A verbatim copy of the listing is what is needed, minus any pictures.
━━━━━━━━━━━━━━━━━━━━━━━━━━━━━━
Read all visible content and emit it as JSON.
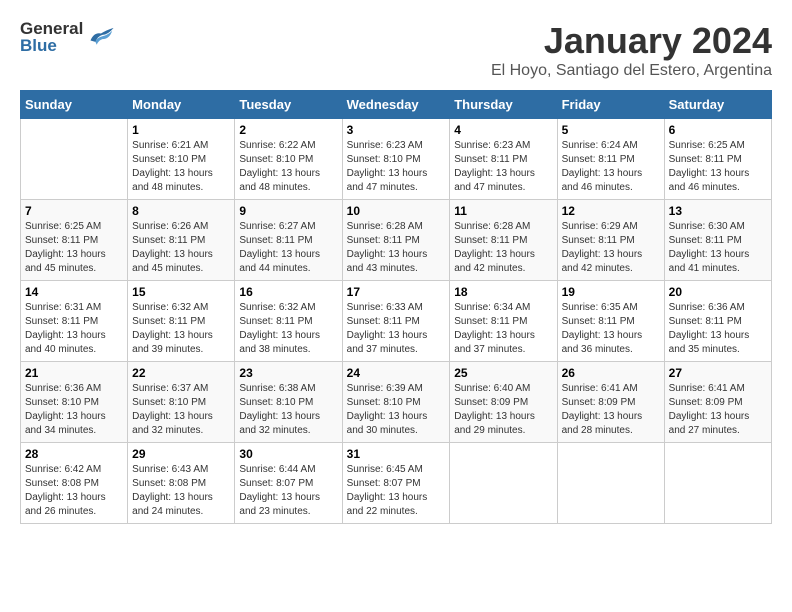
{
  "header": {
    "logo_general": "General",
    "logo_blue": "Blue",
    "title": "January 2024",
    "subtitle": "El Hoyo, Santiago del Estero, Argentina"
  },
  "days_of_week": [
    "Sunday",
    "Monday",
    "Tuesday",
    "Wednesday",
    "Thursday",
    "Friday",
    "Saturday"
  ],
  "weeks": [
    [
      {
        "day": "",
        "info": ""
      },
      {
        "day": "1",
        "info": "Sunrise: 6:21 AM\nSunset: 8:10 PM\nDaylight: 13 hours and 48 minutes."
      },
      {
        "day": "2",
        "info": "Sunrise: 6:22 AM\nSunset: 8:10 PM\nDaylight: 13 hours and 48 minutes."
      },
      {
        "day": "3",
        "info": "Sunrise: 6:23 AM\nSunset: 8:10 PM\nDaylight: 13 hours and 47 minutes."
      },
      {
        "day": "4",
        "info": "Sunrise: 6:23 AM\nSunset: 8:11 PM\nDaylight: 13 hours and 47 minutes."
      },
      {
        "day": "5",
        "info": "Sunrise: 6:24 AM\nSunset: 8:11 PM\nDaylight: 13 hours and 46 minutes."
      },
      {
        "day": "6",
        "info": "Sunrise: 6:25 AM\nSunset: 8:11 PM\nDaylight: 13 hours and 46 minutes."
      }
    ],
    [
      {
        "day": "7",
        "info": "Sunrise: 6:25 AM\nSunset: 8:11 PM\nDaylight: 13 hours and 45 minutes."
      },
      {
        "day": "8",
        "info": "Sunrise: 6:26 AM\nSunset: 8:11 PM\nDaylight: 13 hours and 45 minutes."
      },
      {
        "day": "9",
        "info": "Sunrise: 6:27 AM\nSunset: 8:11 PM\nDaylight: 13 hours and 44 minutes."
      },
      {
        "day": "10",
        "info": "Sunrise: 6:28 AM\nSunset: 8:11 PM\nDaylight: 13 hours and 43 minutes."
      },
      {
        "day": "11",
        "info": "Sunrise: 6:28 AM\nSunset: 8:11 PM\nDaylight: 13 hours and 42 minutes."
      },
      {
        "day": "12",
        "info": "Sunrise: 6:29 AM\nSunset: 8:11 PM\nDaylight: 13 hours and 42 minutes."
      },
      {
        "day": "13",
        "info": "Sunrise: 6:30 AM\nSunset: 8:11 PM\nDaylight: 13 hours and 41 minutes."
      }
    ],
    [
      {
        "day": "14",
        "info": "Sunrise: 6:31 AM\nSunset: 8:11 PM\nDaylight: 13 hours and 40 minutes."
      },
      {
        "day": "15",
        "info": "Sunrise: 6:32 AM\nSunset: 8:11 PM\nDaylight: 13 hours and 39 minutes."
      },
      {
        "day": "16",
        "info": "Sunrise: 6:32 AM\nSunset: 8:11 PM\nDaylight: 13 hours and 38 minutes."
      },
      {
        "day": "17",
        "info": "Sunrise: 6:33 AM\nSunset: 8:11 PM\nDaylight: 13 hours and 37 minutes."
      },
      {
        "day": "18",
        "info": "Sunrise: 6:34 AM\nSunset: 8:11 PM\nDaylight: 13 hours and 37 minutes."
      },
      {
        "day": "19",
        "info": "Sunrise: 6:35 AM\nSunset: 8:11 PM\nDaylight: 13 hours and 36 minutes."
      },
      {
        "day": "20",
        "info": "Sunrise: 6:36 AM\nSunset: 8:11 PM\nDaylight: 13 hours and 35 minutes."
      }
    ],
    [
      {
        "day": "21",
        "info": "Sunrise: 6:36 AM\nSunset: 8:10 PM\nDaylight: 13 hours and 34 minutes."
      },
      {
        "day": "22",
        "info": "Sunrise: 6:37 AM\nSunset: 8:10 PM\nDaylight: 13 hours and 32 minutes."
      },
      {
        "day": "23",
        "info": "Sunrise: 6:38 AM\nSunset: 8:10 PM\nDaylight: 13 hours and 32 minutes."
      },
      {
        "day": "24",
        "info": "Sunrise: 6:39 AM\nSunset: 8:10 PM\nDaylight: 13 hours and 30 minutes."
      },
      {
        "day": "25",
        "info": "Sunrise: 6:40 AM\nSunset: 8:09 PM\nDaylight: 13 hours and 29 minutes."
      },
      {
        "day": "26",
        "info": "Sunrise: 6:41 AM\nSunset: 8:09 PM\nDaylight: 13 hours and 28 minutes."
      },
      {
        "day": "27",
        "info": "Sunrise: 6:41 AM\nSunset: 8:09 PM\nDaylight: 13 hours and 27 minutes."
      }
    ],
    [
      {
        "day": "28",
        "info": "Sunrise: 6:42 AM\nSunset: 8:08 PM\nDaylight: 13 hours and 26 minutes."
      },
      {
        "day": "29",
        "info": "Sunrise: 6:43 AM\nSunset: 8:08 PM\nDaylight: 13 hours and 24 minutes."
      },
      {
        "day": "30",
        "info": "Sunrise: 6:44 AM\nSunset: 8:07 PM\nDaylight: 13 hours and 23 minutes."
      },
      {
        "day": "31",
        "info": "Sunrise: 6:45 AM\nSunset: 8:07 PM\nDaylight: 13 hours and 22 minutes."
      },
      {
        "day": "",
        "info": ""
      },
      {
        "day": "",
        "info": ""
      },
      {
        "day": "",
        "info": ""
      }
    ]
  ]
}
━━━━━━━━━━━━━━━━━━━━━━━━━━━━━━
**ANSWER BOX:**
Read all visible content and emit it as JSON.
{
  "header": {
    "logo_general": "General",
    "logo_blue": "Blue",
    "title": "January 2024",
    "subtitle": "El Hoyo, Santiago del Estero, Argentina"
  },
  "days_of_week": [
    "Sunday",
    "Monday",
    "Tuesday",
    "Wednesday",
    "Thursday",
    "Friday",
    "Saturday"
  ],
  "weeks": [
    [
      {
        "day": "",
        "info": ""
      },
      {
        "day": "1",
        "info": "Sunrise: 6:21 AM\nSunset: 8:10 PM\nDaylight: 13 hours and 48 minutes."
      },
      {
        "day": "2",
        "info": "Sunrise: 6:22 AM\nSunset: 8:10 PM\nDaylight: 13 hours and 48 minutes."
      },
      {
        "day": "3",
        "info": "Sunrise: 6:23 AM\nSunset: 8:10 PM\nDaylight: 13 hours and 47 minutes."
      },
      {
        "day": "4",
        "info": "Sunrise: 6:23 AM\nSunset: 8:11 PM\nDaylight: 13 hours and 47 minutes."
      },
      {
        "day": "5",
        "info": "Sunrise: 6:24 AM\nSunset: 8:11 PM\nDaylight: 13 hours and 46 minutes."
      },
      {
        "day": "6",
        "info": "Sunrise: 6:25 AM\nSunset: 8:11 PM\nDaylight: 13 hours and 46 minutes."
      }
    ],
    [
      {
        "day": "7",
        "info": "Sunrise: 6:25 AM\nSunset: 8:11 PM\nDaylight: 13 hours and 45 minutes."
      },
      {
        "day": "8",
        "info": "Sunrise: 6:26 AM\nSunset: 8:11 PM\nDaylight: 13 hours and 45 minutes."
      },
      {
        "day": "9",
        "info": "Sunrise: 6:27 AM\nSunset: 8:11 PM\nDaylight: 13 hours and 44 minutes."
      },
      {
        "day": "10",
        "info": "Sunrise: 6:28 AM\nSunset: 8:11 PM\nDaylight: 13 hours and 43 minutes."
      },
      {
        "day": "11",
        "info": "Sunrise: 6:28 AM\nSunset: 8:11 PM\nDaylight: 13 hours and 42 minutes."
      },
      {
        "day": "12",
        "info": "Sunrise: 6:29 AM\nSunset: 8:11 PM\nDaylight: 13 hours and 42 minutes."
      },
      {
        "day": "13",
        "info": "Sunrise: 6:30 AM\nSunset: 8:11 PM\nDaylight: 13 hours and 41 minutes."
      }
    ],
    [
      {
        "day": "14",
        "info": "Sunrise: 6:31 AM\nSunset: 8:11 PM\nDaylight: 13 hours and 40 minutes."
      },
      {
        "day": "15",
        "info": "Sunrise: 6:32 AM\nSunset: 8:11 PM\nDaylight: 13 hours and 39 minutes."
      },
      {
        "day": "16",
        "info": "Sunrise: 6:32 AM\nSunset: 8:11 PM\nDaylight: 13 hours and 38 minutes."
      },
      {
        "day": "17",
        "info": "Sunrise: 6:33 AM\nSunset: 8:11 PM\nDaylight: 13 hours and 37 minutes."
      },
      {
        "day": "18",
        "info": "Sunrise: 6:34 AM\nSunset: 8:11 PM\nDaylight: 13 hours and 37 minutes."
      },
      {
        "day": "19",
        "info": "Sunrise: 6:35 AM\nSunset: 8:11 PM\nDaylight: 13 hours and 36 minutes."
      },
      {
        "day": "20",
        "info": "Sunrise: 6:36 AM\nSunset: 8:11 PM\nDaylight: 13 hours and 35 minutes."
      }
    ],
    [
      {
        "day": "21",
        "info": "Sunrise: 6:36 AM\nSunset: 8:10 PM\nDaylight: 13 hours and 34 minutes."
      },
      {
        "day": "22",
        "info": "Sunrise: 6:37 AM\nSunset: 8:10 PM\nDaylight: 13 hours and 32 minutes."
      },
      {
        "day": "23",
        "info": "Sunrise: 6:38 AM\nSunset: 8:10 PM\nDaylight: 13 hours and 32 minutes."
      },
      {
        "day": "24",
        "info": "Sunrise: 6:39 AM\nSunset: 8:10 PM\nDaylight: 13 hours and 30 minutes."
      },
      {
        "day": "25",
        "info": "Sunrise: 6:40 AM\nSunset: 8:09 PM\nDaylight: 13 hours and 29 minutes."
      },
      {
        "day": "26",
        "info": "Sunrise: 6:41 AM\nSunset: 8:09 PM\nDaylight: 13 hours and 28 minutes."
      },
      {
        "day": "27",
        "info": "Sunrise: 6:41 AM\nSunset: 8:09 PM\nDaylight: 13 hours and 27 minutes."
      }
    ],
    [
      {
        "day": "28",
        "info": "Sunrise: 6:42 AM\nSunset: 8:08 PM\nDaylight: 13 hours and 26 minutes."
      },
      {
        "day": "29",
        "info": "Sunrise: 6:43 AM\nSunset: 8:08 PM\nDaylight: 13 hours and 24 minutes."
      },
      {
        "day": "30",
        "info": "Sunrise: 6:44 AM\nSunset: 8:07 PM\nDaylight: 13 hours and 23 minutes."
      },
      {
        "day": "31",
        "info": "Sunrise: 6:45 AM\nSunset: 8:07 PM\nDaylight: 13 hours and 22 minutes."
      },
      {
        "day": "",
        "info": ""
      },
      {
        "day": "",
        "info": ""
      },
      {
        "day": "",
        "info": ""
      }
    ]
  ]
}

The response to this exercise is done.